Topic 9 Exercise 1 Risk and Return Historical Prices on Stocks The last half of the 1990s witnessed a phenomenal growth in stock prices and average returns on stocks that were twice or more than their long run average. Since 2000, the stock markets indexes have dropped considerably. The question that remains unanswered is whether or not the stock market is correctly valued. Much of the discussion in the financial press has focused on the fact that P/E ratios are still above their long-term averages, leading many to conclude that the stock market may still be overvalued. In “A Retrospective on the Stock Market in 2000,” the authors examine the behavior of P/E ratios and explanations driving the historically high P/E ratios. After reading this article, address the following questions: 1. What is a P/E Ratio? The P/E ratio is the price of the stock divided by the most recent annual earnings per share. It describes the multiple of current earnings that an investor had to pay for the stock.
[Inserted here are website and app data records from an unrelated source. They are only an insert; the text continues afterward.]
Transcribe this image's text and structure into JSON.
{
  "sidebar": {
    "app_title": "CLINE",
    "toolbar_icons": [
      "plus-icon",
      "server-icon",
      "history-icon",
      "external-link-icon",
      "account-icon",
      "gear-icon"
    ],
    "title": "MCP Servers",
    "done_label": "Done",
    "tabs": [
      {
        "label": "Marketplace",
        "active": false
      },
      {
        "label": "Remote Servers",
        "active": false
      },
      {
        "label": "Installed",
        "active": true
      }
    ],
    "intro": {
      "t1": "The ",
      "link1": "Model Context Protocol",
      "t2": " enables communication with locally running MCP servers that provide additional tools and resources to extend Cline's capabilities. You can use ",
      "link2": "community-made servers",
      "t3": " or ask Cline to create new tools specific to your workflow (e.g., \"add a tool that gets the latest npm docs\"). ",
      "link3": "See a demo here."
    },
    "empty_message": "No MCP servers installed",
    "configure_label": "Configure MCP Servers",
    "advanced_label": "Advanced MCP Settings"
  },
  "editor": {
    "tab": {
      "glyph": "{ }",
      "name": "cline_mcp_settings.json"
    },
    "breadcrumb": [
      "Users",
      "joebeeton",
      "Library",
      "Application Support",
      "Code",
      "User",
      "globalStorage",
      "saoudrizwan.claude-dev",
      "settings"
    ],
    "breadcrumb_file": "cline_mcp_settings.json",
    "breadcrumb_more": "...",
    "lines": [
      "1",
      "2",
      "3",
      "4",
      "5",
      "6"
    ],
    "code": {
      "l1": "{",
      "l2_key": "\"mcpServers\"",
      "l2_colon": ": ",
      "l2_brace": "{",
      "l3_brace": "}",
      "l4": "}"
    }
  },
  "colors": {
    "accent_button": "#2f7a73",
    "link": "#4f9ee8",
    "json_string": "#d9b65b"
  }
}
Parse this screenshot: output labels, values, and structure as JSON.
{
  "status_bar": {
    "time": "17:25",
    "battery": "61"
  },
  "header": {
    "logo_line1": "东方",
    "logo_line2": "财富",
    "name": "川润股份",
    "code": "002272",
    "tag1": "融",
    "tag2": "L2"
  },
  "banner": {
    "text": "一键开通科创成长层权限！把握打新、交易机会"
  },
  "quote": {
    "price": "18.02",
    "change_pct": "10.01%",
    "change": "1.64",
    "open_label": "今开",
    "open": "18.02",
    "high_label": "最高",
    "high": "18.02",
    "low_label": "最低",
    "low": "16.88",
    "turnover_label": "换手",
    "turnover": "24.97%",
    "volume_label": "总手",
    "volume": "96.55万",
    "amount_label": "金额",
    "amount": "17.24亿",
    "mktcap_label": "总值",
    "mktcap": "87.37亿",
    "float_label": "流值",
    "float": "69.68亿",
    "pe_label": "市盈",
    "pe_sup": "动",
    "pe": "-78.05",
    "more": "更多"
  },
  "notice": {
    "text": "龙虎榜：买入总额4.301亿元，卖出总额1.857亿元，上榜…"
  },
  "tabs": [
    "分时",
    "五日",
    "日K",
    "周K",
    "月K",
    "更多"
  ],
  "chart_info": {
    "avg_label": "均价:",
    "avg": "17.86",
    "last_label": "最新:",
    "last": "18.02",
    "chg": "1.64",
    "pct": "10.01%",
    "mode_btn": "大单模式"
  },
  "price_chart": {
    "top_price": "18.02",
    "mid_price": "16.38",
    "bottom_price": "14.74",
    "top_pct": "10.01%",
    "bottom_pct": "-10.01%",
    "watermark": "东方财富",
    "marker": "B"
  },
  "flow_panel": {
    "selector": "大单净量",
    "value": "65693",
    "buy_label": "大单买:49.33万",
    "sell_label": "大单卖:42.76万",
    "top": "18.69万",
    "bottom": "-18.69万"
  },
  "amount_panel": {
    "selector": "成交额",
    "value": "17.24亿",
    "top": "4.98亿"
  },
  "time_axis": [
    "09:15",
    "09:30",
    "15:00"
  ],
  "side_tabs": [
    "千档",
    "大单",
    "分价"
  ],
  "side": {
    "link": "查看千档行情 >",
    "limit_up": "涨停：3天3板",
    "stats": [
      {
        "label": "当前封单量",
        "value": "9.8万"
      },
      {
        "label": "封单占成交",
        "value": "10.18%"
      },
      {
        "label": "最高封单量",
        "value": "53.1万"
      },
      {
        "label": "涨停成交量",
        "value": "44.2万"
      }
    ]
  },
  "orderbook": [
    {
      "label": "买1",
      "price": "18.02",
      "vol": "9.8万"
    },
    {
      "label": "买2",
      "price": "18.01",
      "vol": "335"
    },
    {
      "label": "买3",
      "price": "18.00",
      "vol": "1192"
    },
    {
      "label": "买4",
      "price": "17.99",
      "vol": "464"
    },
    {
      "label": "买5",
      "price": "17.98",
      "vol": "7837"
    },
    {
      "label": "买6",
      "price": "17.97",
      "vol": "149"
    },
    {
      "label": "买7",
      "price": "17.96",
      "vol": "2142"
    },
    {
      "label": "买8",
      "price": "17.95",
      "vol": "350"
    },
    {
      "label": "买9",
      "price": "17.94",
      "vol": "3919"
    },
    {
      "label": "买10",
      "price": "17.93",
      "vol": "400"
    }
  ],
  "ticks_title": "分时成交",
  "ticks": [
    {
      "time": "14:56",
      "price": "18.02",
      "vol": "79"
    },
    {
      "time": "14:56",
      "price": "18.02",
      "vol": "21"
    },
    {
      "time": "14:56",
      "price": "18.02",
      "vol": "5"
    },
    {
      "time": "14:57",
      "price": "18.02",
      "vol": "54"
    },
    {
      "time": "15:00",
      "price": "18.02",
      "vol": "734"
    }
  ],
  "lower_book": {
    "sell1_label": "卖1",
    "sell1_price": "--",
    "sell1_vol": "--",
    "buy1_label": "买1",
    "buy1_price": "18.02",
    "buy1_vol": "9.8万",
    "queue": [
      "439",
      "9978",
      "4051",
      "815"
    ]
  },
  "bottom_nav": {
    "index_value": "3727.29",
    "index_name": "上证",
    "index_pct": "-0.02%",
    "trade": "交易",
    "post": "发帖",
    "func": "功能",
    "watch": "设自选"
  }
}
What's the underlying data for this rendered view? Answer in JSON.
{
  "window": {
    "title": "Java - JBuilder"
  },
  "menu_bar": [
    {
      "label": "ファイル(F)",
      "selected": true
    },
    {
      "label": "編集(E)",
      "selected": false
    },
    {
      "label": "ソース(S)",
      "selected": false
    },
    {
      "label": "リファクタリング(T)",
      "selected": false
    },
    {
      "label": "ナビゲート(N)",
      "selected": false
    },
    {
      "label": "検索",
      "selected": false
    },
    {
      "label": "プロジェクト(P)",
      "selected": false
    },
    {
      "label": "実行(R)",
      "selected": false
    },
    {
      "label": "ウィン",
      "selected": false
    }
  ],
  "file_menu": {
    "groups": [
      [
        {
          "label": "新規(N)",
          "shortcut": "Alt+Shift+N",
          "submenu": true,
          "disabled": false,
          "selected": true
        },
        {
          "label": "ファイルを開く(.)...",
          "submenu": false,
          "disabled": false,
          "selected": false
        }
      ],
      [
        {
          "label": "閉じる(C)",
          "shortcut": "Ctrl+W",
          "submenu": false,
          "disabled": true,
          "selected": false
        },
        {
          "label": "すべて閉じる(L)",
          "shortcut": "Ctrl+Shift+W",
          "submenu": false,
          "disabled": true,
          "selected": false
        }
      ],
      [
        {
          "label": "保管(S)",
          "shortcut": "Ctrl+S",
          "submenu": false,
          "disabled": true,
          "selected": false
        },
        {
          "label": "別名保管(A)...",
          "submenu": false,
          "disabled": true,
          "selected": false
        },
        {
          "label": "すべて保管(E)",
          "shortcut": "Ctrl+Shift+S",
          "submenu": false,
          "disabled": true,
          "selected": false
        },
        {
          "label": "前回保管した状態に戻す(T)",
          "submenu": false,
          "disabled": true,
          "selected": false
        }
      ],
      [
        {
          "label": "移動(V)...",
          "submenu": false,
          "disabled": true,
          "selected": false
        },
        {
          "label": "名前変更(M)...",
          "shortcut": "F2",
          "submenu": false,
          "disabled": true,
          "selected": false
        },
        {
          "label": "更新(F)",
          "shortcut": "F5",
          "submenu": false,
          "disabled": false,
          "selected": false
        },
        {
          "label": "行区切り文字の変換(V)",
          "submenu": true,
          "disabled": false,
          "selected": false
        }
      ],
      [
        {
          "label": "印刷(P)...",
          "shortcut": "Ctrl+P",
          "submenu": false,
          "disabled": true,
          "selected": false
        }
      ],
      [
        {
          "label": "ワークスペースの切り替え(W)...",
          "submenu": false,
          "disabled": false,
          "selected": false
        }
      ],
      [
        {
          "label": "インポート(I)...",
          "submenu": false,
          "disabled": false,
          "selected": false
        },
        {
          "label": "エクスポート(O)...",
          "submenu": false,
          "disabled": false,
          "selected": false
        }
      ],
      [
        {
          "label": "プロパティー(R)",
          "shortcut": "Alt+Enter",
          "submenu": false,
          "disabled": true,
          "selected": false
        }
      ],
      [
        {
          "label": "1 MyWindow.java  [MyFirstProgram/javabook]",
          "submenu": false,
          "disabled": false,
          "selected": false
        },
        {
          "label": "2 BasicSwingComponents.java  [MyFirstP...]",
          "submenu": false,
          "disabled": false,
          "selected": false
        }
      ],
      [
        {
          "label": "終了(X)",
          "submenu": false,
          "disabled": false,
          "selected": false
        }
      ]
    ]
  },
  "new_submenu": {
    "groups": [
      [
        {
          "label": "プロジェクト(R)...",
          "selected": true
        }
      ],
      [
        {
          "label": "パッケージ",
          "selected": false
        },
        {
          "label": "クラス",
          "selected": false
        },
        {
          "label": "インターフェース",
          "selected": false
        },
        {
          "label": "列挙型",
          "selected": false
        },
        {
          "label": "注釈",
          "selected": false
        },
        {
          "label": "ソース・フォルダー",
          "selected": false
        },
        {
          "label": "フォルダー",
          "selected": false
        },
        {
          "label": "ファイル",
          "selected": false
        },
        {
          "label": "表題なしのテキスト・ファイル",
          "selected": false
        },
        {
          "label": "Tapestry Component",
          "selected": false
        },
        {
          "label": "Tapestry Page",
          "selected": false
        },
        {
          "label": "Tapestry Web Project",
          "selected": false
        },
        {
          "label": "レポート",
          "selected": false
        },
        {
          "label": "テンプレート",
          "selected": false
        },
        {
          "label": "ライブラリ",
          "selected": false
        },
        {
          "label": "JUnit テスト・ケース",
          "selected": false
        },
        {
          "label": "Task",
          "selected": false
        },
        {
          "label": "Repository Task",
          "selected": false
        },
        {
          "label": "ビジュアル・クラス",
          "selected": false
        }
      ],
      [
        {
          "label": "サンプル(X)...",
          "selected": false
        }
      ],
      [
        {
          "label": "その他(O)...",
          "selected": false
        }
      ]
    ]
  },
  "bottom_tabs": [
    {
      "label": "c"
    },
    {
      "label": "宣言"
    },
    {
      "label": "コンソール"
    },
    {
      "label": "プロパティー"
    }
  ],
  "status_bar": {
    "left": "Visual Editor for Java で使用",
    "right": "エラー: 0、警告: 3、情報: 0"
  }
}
A P/E of 12 would mean that the price of the stock is 12 years of current earnings
This is the end of the preview. Sign up
access the rest of the document.
This note was uploaded on 10/28/2009 for the course MBA MBA608 taught by Professor Martin during the Spring '09 term at Beirut Arab University.